Dataset rows for apps and sites:
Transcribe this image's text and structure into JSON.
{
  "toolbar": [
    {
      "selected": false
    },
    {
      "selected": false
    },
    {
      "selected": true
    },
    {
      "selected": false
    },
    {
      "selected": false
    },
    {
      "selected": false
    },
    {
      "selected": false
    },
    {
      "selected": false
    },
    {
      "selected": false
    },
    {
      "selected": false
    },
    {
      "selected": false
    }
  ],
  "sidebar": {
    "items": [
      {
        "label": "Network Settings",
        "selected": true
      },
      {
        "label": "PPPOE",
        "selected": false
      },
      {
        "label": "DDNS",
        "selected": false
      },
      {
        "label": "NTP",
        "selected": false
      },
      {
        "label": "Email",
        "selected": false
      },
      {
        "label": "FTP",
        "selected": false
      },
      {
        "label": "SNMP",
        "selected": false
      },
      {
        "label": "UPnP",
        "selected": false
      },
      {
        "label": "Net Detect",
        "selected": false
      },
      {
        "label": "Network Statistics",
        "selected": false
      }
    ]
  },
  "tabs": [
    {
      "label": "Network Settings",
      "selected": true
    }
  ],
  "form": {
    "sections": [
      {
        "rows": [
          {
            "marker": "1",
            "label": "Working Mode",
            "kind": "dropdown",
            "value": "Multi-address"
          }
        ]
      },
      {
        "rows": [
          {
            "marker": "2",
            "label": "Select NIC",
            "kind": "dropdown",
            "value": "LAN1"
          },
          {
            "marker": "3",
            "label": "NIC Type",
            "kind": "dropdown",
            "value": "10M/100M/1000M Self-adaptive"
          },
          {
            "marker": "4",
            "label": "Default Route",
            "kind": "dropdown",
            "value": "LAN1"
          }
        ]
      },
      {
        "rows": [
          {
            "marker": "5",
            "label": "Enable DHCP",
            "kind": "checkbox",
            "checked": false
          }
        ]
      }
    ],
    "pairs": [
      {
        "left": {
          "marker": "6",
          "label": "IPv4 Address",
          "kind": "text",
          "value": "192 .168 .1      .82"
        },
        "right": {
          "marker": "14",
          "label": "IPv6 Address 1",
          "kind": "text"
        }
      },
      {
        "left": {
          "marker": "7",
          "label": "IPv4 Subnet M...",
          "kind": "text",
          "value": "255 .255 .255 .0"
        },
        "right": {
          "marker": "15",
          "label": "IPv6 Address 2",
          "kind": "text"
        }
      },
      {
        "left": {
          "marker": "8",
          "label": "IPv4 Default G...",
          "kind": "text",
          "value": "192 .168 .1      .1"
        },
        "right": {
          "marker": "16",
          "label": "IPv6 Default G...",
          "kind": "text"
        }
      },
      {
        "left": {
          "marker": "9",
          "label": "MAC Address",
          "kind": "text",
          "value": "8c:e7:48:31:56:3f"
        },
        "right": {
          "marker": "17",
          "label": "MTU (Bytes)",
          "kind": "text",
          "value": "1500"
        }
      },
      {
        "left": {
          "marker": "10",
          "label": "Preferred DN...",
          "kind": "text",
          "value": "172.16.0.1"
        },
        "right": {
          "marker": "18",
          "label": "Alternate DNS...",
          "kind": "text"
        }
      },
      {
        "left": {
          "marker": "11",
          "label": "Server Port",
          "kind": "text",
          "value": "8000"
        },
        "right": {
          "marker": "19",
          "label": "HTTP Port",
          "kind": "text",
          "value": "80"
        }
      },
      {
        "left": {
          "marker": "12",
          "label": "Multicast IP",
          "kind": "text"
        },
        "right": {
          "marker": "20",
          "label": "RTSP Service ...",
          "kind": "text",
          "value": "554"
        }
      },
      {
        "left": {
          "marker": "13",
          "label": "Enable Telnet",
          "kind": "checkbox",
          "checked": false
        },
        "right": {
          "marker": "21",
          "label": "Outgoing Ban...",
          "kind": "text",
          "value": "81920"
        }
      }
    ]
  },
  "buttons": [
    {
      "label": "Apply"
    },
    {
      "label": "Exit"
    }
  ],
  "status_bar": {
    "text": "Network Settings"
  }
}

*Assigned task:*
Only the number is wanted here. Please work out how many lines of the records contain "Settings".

*Solution below:*
3